## TASK BRIEF
Repeat the data exactly, with every line included.

** DATA FOR PROCESSING follows **

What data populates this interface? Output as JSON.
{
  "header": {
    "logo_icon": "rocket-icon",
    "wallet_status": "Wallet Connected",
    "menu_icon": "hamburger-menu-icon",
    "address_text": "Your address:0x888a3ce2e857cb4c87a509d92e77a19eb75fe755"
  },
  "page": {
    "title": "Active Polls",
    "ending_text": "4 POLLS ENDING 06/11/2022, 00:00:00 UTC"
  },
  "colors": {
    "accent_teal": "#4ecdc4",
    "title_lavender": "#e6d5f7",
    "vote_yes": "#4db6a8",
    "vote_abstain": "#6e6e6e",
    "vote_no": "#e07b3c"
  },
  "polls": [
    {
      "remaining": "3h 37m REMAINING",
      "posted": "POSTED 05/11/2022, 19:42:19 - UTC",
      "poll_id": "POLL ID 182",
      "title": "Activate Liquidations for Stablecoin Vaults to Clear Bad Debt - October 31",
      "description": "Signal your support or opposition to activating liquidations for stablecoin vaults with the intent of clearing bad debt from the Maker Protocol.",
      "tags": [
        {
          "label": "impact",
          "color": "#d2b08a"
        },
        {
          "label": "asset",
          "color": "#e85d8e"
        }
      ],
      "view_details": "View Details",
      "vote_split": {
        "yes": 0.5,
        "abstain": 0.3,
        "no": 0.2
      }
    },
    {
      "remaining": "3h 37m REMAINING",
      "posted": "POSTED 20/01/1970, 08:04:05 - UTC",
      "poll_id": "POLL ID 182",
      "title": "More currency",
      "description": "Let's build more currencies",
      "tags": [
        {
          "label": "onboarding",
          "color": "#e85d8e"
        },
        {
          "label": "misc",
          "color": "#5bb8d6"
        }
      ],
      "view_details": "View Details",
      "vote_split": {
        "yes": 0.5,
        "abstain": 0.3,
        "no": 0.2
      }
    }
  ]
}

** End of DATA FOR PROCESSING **

## WORKED SOLUTION
What data populates this interface? Output as JSON.
{
  "header": {
    "logo_icon": "rocket-icon",
    "wallet_status": "Wallet Connected",
    "menu_icon": "hamburger-menu-icon",
    "address_text": "Your address:0x888a3ce2e857cb4c87a509d92e77a19eb75fe755"
  },
  "page": {
    "title": "Active Polls",
    "ending_text": "4 POLLS ENDING 06/11/2022, 00:00:00 UTC"
  },
  "colors": {
    "accent_teal": "#4ecdc4",
    "title_lavender": "#e6d5f7",
    "vote_yes": "#4db6a8",
    "vote_abstain": "#6e6e6e",
    "vote_no": "#e07b3c"
  },
  "polls": [
    {
      "remaining": "3h 37m REMAINING",
      "posted": "POSTED 05/11/2022, 19:42:19 - UTC",
      "poll_id": "POLL ID 182",
      "title": "Activate Liquidations for Stablecoin Vaults to Clear Bad Debt - October 31",
      "description": "Signal your support or opposition to activating liquidations for stablecoin vaults with the intent of clearing bad debt from the Maker Protocol.",
      "tags": [
        {
          "label": "impact",
          "color": "#d2b08a"
        },
        {
          "label": "asset",
          "color": "#e85d8e"
        }
      ],
      "view_details": "View Details",
      "vote_split": {
        "yes": 0.5,
        "abstain": 0.3,
        "no": 0.2
      }
    },
    {
      "remaining": "3h 37m REMAINING",
      "posted": "POSTED 20/01/1970, 08:04:05 - UTC",
      "poll_id": "POLL ID 182",
      "title": "More currency",
      "description": "Let's build more currencies",
      "tags": [
        {
          "label": "onboarding",
          "color": "#e85d8e"
        },
        {
          "label": "misc",
          "color": "#5bb8d6"
        }
      ],
      "view_details": "View Details",
      "vote_split": {
        "yes": 0.5,
        "abstain": 0.3,
        "no": 0.2
      }
    }
  ]
}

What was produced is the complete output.